My mom looks sad when I first see her, her eyes wrinkled and tired, and her mouth thin and drooped. But as soon as she spots us, her eyes come alive and sparkle, prettier than the flowers that dot the gardens, erasing the weary lines underneath them. Her mouth sprouts wings and curls into a smile that warms my heart and soul. “Tristan, Roc—I’m so glad you’re here. I was afraid I’d have to tell myself stories all day. And that can get pretty boring.
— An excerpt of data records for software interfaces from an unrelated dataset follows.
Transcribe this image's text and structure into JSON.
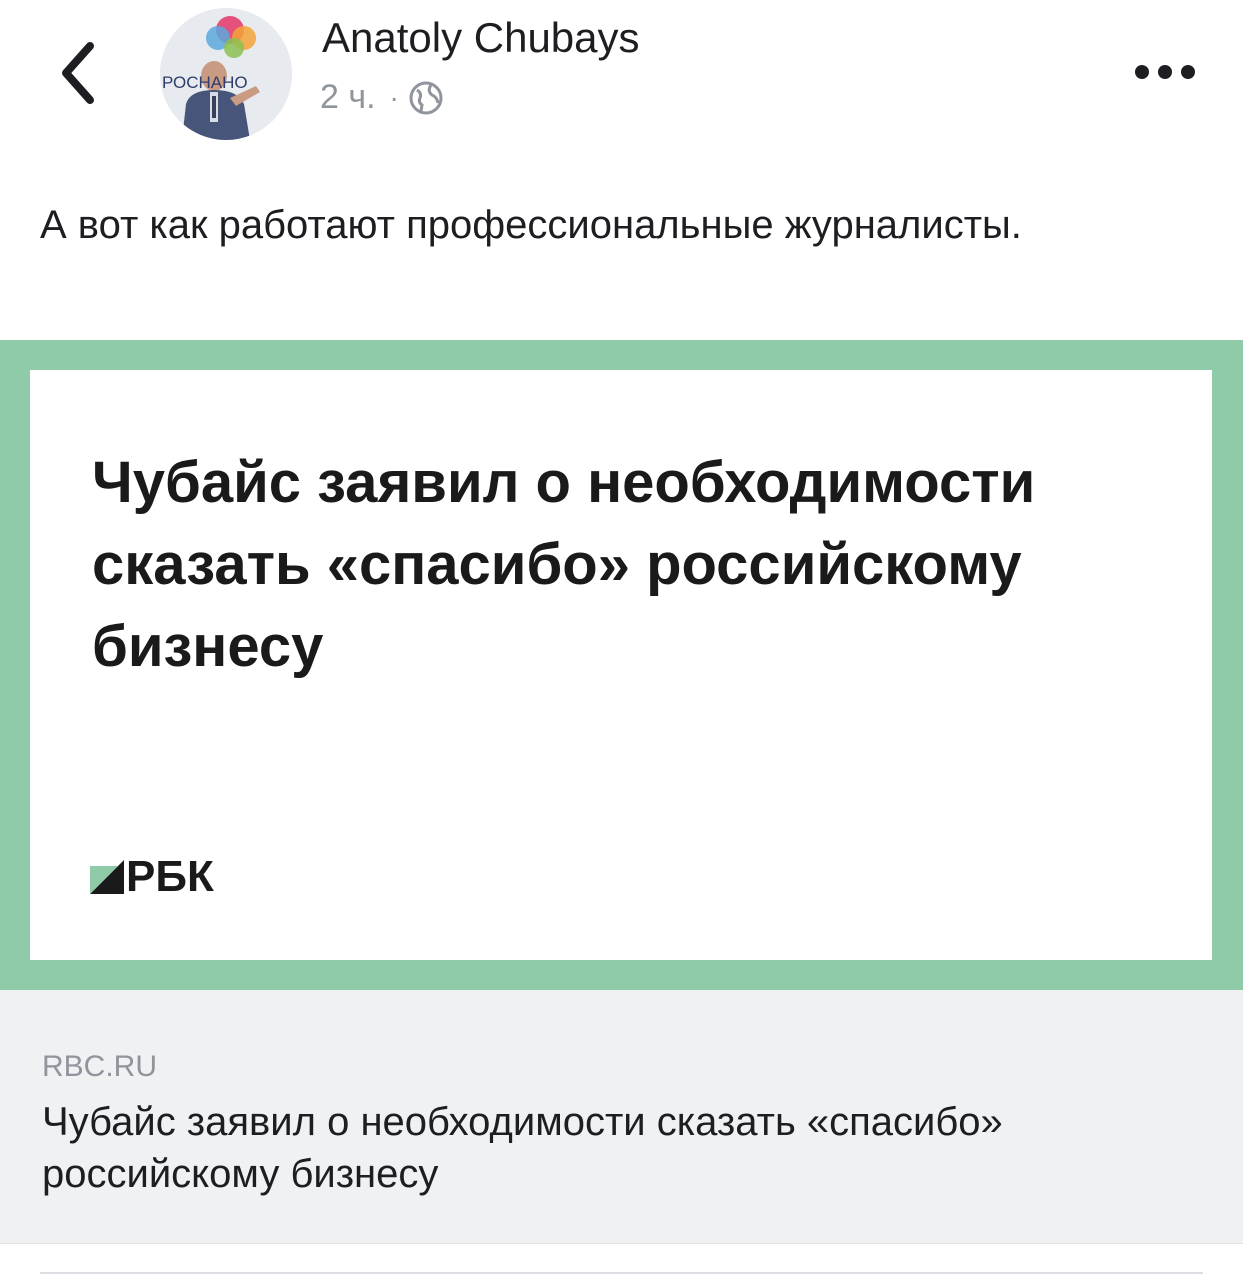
{
  "header": {
    "back_icon": "chevron-left-icon",
    "author_name": "Anatoly Chubays",
    "timestamp": "2 ч.",
    "separator": "·",
    "privacy_icon": "globe-icon",
    "more_icon": "more-horizontal-icon"
  },
  "avatar": {
    "logo_text": "РОСНАНО"
  },
  "post": {
    "text": "А вот как работают профессиональные журналисты."
  },
  "link_card": {
    "image_headline": "Чубайс заявил о необходимости сказать «спасибо» российскому бизнесу",
    "image_logo_text": "РБК",
    "domain": "RBC.RU",
    "title": "Чубайс заявил о необходимости сказать «спасибо» российскому бизнесу",
    "colors": {
      "frame": "#8fcba9",
      "footer_bg": "#f0f1f3"
    }
  }
}
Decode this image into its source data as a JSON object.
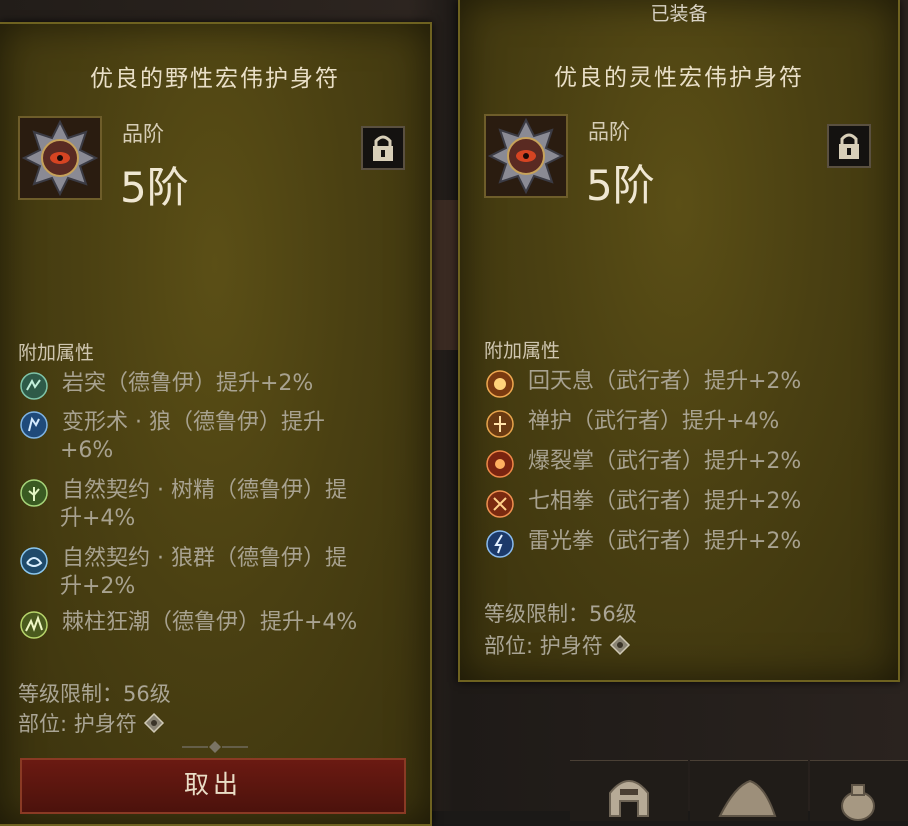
{
  "left_tooltip": {
    "title": "优良的野性宏伟护身符",
    "grade_label": "品阶",
    "grade_value": "5阶",
    "section_header": "附加属性",
    "affixes": [
      {
        "icon": "rock-spike-icon",
        "text": "岩突（德鲁伊）提升+2%"
      },
      {
        "icon": "werewolf-shapeshift-icon",
        "text": "变形术 · 狼（德鲁伊）提升"
      },
      {
        "icon": "werewolf-shapeshift-icon-cont",
        "text": "+6%"
      },
      {
        "icon": "treant-pact-icon",
        "text": "自然契约 · 树精（德鲁伊）提"
      },
      {
        "icon": "treant-pact-icon-cont",
        "text": "升+4%"
      },
      {
        "icon": "wolf-pack-pact-icon",
        "text": "自然契约 · 狼群（德鲁伊）提"
      },
      {
        "icon": "wolf-pack-pact-icon-cont",
        "text": "升+2%"
      },
      {
        "icon": "thorn-tide-icon",
        "text": "棘柱狂潮（德鲁伊）提升+4%"
      }
    ],
    "level_requirement": "等级限制：56级",
    "slot": "部位: 护身符",
    "takeout_button": "取出"
  },
  "right_tooltip": {
    "equipped_label": "已装备",
    "title": "优良的灵性宏伟护身符",
    "grade_label": "品阶",
    "grade_value": "5阶",
    "section_header": "附加属性",
    "affixes": [
      {
        "icon": "revival-breath-icon",
        "text": "回天息（武行者）提升+2%"
      },
      {
        "icon": "zen-guard-icon",
        "text": "禅护（武行者）提升+4%"
      },
      {
        "icon": "burst-palm-icon",
        "text": "爆裂掌（武行者）提升+2%"
      },
      {
        "icon": "seven-fist-icon",
        "text": "七相拳（武行者）提升+2%"
      },
      {
        "icon": "thunder-fist-icon",
        "text": "雷光拳（武行者）提升+2%"
      }
    ],
    "level_requirement": "等级限制：56级",
    "slot": "部位: 护身符"
  },
  "icons": {
    "amulet": "amulet-icon",
    "lock": "lock-icon",
    "slot_marker": "diamond-slot-icon",
    "helmet_tab": "helmet-icon",
    "scroll_tab": "scroll-icon",
    "bag_tab": "bag-icon"
  },
  "colors": {
    "panel_bg": "#4a4012",
    "button_red": "#6b1a12",
    "title_text": "#e9dfc7",
    "affix_text": "#a8a290"
  }
}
Plus they’d probably lock me up for insanity.” My mom’s smile somehow manages to get bigger as she talks.
I crack up and Roc giggles next to me. The thought of Mom sitting there talking to herself seems funny for some reason. “You can tell us the stories,” I say, right away taking control of things.
My mom ignores me and looks at Roc. “It’s your birthday, kiddo, so it’s up to you.”
That’s just the way my mom is. She treats both Roc and I like sons, which is probably why I think of him as a brother. I wonder what will happen tomorrow, when he’s not my brother anymore.
Roc’s brown eyes light up in a way only my mom can cause, and he says, “I’d love a story. For my birthday.”
Mom gestures with her arms and we sit next to her, one on each side. She pulls us in close to her shoulders, kisses us each on the forehead, and says, “Once upon a time, when humans lived aboveground…”
We dream the rest of the day away in the gardens, me, Roc and my mom. It is a perfect day and I know it’s probably the last one I’ll ever have.
AND NOW.... Tristan